• [PROBLEM DESCRIPTION]:
The answer must be every line of the records in which the string "diri" appears.

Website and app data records
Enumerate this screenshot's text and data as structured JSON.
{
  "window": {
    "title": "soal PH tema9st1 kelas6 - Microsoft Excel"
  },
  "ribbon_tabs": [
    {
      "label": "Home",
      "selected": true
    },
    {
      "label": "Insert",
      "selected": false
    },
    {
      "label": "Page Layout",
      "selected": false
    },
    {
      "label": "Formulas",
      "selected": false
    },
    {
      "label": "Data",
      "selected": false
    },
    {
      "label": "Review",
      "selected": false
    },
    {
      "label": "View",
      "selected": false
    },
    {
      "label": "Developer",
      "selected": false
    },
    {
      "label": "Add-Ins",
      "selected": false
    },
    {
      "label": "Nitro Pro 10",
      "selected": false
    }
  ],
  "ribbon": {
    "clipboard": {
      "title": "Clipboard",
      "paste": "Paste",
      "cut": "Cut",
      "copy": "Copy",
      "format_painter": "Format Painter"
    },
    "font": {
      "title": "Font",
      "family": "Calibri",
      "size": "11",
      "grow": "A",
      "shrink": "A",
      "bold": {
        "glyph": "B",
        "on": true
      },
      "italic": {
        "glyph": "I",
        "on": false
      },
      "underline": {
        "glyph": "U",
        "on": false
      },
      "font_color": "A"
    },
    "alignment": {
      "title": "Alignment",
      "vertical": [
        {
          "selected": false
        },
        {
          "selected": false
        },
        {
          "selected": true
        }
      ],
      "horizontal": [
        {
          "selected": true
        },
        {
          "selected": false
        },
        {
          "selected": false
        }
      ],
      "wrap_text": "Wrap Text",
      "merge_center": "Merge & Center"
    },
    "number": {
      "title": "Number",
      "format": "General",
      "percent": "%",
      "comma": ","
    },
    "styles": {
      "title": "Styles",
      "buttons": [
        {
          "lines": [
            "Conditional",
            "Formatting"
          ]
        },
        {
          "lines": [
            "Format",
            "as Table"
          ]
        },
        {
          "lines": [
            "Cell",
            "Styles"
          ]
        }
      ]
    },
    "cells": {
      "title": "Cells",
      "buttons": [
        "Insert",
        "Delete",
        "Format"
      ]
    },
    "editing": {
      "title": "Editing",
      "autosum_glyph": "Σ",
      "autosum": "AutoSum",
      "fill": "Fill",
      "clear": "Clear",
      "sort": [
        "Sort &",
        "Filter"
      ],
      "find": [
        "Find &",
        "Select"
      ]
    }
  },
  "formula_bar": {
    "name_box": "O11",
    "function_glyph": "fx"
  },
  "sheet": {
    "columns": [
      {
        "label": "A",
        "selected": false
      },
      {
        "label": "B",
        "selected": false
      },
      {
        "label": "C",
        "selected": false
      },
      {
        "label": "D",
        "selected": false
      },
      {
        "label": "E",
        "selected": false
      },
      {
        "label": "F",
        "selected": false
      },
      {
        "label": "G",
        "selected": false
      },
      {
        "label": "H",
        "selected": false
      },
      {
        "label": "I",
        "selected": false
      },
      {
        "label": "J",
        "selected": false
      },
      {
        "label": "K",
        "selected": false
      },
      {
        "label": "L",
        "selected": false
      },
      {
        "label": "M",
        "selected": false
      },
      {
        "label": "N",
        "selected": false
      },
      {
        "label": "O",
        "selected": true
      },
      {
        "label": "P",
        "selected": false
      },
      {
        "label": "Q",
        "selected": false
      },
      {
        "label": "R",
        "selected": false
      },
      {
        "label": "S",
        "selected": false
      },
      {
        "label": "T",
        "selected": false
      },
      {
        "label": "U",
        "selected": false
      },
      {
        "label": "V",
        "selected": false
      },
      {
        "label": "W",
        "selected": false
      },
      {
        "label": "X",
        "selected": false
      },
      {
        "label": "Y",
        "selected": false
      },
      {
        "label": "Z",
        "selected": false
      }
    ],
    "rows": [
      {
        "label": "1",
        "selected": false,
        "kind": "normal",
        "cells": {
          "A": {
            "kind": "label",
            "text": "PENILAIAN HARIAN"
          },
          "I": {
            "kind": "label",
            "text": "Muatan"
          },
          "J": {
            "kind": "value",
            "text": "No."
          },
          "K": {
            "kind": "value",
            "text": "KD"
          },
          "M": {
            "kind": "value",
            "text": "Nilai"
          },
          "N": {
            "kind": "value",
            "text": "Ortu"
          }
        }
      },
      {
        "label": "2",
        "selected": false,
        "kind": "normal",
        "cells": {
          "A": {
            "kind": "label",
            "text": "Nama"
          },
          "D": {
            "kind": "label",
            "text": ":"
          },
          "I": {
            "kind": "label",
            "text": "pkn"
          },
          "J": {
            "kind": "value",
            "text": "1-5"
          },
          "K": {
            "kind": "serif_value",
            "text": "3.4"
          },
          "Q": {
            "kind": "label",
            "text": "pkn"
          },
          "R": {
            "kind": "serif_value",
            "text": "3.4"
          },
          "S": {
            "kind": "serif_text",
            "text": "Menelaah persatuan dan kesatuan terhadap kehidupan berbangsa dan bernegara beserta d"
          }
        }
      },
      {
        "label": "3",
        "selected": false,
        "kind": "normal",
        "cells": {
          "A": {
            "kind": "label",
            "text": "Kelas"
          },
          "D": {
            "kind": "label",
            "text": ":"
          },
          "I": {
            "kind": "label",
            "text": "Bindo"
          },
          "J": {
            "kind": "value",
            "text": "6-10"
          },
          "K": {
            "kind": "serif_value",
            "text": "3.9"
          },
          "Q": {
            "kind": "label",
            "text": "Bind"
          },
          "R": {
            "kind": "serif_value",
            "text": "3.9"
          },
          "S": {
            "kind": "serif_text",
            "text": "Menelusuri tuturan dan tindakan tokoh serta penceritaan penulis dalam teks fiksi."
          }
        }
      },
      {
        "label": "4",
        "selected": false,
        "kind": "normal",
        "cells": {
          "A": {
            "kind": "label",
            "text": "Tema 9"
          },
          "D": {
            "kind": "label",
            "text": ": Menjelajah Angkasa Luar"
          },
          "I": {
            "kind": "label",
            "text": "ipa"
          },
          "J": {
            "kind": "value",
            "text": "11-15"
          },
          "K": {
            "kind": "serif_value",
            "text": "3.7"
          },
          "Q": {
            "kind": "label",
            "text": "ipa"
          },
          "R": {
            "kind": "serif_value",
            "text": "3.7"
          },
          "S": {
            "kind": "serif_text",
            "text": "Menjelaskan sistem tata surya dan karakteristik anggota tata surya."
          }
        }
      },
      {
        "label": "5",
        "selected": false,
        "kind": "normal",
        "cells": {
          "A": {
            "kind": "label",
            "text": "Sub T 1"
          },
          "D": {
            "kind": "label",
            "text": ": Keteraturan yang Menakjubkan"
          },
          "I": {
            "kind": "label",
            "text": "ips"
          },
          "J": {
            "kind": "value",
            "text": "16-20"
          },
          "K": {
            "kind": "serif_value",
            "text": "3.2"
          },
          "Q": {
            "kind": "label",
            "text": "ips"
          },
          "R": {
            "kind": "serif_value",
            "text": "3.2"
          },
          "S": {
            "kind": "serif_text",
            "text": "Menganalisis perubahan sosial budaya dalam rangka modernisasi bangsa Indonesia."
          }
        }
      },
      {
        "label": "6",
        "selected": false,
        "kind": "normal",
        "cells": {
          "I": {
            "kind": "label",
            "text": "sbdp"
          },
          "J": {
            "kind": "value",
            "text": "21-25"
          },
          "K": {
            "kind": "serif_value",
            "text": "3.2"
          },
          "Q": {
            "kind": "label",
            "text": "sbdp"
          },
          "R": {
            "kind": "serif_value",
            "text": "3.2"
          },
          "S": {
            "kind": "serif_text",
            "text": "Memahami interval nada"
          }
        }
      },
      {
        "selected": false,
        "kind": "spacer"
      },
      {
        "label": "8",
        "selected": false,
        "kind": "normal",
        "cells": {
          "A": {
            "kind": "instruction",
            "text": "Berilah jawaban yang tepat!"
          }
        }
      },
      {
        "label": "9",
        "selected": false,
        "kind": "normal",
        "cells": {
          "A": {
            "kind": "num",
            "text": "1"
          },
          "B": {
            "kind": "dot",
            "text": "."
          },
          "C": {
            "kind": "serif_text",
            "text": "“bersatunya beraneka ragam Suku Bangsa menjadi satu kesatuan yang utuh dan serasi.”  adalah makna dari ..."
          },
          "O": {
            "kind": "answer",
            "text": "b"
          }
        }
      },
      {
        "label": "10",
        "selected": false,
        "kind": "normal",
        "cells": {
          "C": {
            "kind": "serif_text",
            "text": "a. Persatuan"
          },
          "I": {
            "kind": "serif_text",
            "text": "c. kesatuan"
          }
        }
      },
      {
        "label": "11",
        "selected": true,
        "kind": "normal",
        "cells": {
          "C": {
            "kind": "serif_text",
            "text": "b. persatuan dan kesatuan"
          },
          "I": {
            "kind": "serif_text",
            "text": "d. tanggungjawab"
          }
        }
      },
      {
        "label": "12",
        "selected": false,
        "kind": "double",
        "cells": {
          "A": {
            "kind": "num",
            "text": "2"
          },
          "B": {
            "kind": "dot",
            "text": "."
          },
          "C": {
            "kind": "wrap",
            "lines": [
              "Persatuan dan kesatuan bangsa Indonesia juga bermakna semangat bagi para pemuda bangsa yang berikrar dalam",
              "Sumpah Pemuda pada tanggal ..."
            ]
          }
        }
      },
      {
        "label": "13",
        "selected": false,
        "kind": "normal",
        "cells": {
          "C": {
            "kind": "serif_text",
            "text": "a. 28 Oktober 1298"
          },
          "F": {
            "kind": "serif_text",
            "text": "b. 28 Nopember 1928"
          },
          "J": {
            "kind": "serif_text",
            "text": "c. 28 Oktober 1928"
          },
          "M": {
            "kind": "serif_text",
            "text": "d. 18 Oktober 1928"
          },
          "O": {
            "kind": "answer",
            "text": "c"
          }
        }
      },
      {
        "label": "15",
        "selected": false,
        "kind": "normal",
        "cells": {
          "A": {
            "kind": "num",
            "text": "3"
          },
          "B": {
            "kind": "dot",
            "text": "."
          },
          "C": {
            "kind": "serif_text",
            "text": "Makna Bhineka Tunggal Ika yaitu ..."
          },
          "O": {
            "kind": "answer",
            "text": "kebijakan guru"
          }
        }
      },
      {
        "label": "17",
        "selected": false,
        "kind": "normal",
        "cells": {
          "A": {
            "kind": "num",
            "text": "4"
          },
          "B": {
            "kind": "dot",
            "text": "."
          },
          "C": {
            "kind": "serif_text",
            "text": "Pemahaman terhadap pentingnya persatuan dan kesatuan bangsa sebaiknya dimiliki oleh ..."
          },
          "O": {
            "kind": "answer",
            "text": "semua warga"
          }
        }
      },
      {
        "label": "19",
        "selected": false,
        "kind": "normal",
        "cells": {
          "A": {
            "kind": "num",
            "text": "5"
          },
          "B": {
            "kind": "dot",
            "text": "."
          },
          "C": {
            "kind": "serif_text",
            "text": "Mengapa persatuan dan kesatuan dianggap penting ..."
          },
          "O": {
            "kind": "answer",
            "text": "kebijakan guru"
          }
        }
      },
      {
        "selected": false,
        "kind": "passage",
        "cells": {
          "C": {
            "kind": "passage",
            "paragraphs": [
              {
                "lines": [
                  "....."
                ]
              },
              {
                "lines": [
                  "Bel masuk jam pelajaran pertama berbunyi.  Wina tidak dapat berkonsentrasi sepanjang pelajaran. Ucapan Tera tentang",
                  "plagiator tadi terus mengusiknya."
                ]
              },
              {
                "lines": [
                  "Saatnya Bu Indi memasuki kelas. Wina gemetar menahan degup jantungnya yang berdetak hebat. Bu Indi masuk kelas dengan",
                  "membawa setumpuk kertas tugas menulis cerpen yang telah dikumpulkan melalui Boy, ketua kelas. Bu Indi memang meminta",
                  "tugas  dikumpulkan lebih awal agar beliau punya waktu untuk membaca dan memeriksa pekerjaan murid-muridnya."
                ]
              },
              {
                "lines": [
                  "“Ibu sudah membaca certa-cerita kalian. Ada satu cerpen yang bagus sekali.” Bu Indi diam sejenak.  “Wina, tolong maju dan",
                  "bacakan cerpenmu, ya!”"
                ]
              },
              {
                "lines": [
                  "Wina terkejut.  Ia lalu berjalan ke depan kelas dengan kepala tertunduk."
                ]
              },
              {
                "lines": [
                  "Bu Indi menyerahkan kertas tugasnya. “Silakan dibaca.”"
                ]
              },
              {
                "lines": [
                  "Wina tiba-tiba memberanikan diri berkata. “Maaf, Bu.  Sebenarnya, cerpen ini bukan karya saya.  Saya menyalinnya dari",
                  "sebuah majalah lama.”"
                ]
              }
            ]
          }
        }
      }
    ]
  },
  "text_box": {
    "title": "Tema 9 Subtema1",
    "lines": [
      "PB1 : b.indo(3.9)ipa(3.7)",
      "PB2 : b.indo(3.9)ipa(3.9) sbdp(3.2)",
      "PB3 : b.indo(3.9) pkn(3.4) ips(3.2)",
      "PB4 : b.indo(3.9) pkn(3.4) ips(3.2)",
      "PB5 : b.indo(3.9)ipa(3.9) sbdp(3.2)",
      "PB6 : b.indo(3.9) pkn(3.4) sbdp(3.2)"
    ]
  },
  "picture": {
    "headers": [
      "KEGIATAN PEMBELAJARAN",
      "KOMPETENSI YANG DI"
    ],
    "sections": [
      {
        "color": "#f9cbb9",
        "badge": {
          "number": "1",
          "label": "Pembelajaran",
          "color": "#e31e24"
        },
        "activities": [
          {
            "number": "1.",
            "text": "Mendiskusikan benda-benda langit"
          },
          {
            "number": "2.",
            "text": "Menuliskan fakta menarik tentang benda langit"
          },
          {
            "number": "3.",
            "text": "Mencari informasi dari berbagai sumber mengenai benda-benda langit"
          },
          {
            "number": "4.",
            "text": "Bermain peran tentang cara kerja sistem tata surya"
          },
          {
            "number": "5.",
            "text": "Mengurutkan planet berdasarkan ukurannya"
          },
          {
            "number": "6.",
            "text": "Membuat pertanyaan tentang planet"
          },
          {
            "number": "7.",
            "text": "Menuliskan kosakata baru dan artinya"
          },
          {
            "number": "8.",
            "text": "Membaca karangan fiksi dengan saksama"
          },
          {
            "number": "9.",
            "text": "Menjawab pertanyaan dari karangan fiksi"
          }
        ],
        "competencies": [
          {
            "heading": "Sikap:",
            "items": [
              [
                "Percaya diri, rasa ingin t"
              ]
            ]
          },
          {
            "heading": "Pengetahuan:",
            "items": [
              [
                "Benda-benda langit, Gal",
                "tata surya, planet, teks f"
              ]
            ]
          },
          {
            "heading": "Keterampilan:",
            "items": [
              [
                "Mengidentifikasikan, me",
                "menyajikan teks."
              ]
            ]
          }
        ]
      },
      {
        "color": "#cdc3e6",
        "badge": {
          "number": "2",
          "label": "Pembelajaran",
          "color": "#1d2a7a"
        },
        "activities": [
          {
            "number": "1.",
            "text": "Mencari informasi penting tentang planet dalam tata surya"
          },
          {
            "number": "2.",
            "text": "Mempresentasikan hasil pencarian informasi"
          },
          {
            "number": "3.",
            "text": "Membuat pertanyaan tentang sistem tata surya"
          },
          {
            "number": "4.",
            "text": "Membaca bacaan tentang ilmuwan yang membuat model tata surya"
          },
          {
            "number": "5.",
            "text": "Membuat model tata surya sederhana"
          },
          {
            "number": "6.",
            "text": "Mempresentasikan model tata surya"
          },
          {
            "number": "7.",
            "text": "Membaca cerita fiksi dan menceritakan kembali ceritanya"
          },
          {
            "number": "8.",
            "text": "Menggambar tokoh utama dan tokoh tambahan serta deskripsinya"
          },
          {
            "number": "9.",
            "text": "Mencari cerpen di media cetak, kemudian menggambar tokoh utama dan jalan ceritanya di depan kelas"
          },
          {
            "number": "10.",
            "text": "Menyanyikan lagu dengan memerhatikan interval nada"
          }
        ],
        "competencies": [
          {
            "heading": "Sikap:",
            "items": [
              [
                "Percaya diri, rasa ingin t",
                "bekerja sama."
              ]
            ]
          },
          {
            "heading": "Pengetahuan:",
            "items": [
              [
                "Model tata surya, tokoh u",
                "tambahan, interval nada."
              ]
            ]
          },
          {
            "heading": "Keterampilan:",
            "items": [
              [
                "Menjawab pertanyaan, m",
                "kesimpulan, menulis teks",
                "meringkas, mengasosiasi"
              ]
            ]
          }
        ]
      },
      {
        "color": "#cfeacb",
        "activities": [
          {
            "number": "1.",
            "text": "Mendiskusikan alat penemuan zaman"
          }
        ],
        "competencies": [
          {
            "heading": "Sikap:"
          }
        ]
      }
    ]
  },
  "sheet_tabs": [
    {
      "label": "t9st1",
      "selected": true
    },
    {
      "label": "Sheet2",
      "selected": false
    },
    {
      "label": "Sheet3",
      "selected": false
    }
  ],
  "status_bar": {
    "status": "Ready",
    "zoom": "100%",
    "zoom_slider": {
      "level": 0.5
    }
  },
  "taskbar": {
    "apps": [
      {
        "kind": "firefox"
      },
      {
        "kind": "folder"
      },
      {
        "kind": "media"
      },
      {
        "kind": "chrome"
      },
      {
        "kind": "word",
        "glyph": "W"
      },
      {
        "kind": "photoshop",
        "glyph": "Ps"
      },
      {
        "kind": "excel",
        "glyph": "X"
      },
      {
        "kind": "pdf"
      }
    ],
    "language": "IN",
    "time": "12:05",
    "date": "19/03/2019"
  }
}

• [ANSWER AREA]:
                  "Wina tiba-tiba memberanikan diri berkata. “Maaf, Bu.  Sebenarnya, cerpen ini bukan karya saya.  Saya menyalinnya dari",
                "Percaya diri, rasa ingin t"
                "Percaya diri, rasa ingin t",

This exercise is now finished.